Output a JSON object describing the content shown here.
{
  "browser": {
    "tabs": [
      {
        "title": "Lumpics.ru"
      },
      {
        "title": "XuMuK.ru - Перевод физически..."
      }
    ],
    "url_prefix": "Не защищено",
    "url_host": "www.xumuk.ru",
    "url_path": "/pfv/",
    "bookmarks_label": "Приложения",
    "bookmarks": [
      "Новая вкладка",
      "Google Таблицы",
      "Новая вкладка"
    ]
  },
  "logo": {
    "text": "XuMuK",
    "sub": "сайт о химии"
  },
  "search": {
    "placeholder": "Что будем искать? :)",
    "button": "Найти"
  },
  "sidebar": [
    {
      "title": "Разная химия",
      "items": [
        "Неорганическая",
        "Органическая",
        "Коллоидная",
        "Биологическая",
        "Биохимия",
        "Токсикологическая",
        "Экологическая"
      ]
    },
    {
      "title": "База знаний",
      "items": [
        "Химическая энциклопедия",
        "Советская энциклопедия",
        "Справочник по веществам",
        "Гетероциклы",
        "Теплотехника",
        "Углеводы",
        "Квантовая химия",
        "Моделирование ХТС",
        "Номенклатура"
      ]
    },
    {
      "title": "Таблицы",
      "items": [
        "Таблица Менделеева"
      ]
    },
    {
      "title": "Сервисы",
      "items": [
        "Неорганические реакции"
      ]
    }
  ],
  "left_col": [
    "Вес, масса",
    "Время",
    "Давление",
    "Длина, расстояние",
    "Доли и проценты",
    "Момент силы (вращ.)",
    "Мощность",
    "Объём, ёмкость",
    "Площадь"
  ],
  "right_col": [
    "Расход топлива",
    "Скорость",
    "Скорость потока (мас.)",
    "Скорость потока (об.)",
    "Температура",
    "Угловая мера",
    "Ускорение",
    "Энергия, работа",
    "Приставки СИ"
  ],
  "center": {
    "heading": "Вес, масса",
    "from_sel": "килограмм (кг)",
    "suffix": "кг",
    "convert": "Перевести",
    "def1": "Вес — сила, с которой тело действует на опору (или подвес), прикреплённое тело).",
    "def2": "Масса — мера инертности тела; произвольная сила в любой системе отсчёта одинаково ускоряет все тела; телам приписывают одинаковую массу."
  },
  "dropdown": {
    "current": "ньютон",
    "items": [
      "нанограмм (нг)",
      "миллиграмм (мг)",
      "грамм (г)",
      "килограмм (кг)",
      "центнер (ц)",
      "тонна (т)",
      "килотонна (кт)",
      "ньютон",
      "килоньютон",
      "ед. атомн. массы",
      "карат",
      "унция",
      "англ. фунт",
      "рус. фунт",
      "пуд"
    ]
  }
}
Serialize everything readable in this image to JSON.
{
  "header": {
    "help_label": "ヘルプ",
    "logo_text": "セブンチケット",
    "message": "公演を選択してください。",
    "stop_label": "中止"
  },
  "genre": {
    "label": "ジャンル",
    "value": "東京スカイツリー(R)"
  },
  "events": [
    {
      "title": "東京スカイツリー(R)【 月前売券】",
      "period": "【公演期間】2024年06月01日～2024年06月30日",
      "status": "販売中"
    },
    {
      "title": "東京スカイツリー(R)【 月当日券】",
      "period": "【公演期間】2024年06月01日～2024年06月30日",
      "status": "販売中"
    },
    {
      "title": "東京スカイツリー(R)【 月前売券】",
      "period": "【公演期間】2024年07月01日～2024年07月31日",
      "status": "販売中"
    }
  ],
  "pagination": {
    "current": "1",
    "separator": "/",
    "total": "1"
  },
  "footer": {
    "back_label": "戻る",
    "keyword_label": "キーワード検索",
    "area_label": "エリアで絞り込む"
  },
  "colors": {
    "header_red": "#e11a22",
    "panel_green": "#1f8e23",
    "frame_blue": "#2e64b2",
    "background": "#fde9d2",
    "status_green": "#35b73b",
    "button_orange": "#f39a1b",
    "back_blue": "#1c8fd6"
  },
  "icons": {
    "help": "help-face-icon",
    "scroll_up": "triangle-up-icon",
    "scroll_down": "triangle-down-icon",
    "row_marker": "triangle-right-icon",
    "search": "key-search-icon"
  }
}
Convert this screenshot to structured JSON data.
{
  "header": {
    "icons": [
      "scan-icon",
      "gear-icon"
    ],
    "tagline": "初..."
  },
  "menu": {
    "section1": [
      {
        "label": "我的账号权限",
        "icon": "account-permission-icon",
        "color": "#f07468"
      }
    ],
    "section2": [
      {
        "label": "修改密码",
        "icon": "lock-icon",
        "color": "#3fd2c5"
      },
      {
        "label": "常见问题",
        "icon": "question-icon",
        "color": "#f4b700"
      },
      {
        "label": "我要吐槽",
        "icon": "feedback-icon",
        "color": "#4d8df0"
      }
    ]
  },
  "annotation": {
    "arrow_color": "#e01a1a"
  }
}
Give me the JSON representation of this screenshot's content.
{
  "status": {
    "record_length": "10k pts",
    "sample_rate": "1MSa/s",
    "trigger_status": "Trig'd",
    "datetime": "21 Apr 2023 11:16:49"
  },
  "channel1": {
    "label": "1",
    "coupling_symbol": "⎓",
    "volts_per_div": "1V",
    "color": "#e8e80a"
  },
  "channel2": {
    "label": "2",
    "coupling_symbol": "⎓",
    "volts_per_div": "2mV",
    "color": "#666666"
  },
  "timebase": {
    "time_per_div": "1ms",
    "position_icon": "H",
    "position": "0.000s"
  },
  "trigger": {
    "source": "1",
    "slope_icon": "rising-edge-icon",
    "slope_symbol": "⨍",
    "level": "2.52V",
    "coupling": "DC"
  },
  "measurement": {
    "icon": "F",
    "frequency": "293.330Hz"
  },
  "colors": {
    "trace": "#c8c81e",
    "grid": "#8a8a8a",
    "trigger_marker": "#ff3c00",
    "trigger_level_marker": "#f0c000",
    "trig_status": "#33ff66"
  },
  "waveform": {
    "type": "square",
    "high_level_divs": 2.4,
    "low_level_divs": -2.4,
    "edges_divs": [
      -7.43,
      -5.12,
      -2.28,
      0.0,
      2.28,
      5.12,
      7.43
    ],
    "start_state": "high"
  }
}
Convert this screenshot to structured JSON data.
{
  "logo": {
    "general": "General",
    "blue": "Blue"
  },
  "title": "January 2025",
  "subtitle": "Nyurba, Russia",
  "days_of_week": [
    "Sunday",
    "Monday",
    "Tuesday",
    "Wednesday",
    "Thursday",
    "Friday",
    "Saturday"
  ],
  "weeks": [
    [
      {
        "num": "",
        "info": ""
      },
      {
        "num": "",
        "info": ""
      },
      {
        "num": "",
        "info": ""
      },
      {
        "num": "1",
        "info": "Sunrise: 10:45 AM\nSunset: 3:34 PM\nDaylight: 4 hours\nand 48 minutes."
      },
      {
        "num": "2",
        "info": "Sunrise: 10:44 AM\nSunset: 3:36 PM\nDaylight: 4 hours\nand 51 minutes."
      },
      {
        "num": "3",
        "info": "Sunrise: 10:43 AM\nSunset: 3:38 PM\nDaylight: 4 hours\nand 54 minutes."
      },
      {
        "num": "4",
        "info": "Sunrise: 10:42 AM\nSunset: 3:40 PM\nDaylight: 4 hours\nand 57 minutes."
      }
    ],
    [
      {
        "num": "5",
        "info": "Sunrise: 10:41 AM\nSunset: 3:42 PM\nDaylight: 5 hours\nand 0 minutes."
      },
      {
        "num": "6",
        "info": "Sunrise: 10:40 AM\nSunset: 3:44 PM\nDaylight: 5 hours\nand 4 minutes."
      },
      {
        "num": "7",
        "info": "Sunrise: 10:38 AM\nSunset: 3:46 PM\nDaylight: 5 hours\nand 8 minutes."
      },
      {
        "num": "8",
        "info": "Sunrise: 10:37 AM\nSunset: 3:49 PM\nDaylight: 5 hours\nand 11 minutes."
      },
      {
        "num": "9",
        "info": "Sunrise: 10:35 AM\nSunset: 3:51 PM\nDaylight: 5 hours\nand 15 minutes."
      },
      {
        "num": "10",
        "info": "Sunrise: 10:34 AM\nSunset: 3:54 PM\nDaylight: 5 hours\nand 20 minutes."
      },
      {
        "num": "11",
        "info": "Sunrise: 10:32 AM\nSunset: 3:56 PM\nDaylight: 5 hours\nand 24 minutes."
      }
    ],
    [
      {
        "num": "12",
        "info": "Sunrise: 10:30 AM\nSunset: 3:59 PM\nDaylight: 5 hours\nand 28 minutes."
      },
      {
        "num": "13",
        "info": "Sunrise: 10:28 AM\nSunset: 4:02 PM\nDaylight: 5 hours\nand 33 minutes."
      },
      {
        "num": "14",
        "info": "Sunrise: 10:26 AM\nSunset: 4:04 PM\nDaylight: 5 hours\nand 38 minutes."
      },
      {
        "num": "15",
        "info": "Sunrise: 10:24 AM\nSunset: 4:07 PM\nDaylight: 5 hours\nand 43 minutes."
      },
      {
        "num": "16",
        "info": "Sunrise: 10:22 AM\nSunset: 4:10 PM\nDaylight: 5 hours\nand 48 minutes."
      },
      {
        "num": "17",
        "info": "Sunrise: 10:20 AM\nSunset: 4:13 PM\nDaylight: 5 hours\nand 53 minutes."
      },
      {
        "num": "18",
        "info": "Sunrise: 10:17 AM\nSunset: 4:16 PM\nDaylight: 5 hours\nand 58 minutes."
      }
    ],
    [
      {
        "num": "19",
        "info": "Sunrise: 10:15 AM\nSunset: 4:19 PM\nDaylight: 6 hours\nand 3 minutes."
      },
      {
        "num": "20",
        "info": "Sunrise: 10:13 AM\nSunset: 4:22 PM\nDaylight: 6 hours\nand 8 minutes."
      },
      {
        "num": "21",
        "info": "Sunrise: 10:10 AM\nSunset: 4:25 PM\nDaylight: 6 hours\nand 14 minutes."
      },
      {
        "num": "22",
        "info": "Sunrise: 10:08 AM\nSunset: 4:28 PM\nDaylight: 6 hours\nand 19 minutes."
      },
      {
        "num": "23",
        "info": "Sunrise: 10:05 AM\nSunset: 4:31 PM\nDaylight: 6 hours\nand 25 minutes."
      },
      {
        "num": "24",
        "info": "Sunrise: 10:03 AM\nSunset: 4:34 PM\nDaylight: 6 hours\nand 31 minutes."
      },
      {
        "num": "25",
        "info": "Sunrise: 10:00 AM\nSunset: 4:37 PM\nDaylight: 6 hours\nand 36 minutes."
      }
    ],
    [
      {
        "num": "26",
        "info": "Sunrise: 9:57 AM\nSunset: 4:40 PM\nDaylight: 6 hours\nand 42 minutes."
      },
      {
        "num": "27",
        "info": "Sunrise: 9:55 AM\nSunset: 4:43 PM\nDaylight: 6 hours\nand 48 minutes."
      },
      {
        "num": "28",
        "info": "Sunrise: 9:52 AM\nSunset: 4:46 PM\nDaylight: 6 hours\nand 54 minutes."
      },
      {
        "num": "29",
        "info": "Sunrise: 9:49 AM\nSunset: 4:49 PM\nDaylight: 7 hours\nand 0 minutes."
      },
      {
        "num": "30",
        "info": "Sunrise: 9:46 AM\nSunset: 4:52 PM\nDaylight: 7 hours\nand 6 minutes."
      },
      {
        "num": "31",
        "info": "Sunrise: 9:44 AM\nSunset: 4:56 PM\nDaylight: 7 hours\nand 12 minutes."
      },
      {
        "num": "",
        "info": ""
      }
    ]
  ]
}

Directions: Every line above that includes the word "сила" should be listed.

Exercise answer:
    "def1": "Вес — сила, с которой тело действует на опору (или подвес), прикреплённое тело).",
    "def2": "Масса — мера инертности тела; произвольная сила в любой системе отсчёта одинаково ускоряет все тела; телам приписывают одинаковую массу."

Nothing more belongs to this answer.